Diapause [dahy-uh-pawz] (zoology noun): A period of suspended development and growth accompanied by decreased metabolism in insects and some other animals. It is usually correlated with seasonal changes.

Where do insects go in the winter?

Insects have evolved many different survival strategies to deal with the colder months and one of the most common survival strategies is diapause. Diapause is similar to the hibernation experienced by mammals but there are some differences. One of the main differences is that the insects that entre diapause will become dormant sooner in the season than their warm-blooded friends. Another difference is that, unlike some mammals who might get active for short periods of time during the winter, once an insect enters diapause, it will remain dormant until spring, even if the weather becomes suitable for normal growth and development sooner than expected.

A High Park example of an insect that can enter diapause is the Common Green Darner. This species of dragonfly will use a combination of strategies to survive the winter. The adults will migrate and the nymphs will survive the winter in diapause, resuming the rest of their development after the waters have warmed in the coming spring.

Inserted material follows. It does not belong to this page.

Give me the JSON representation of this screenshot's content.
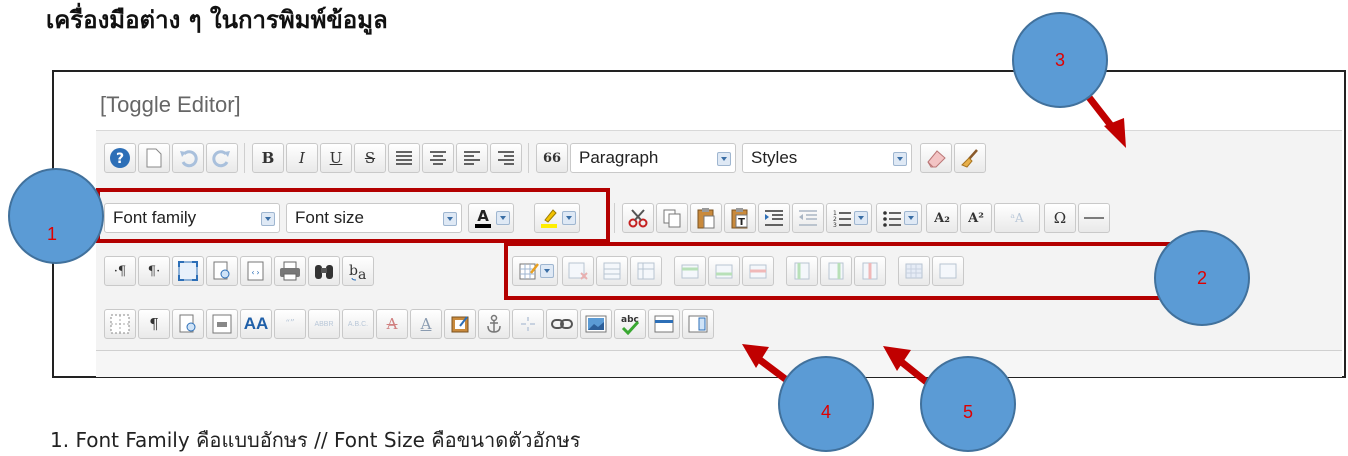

FUN FACT: For most insects, diapause is thought to be mostly triggered by the shorter days leading up to winter (photoperiod), and less by the cold temperatures.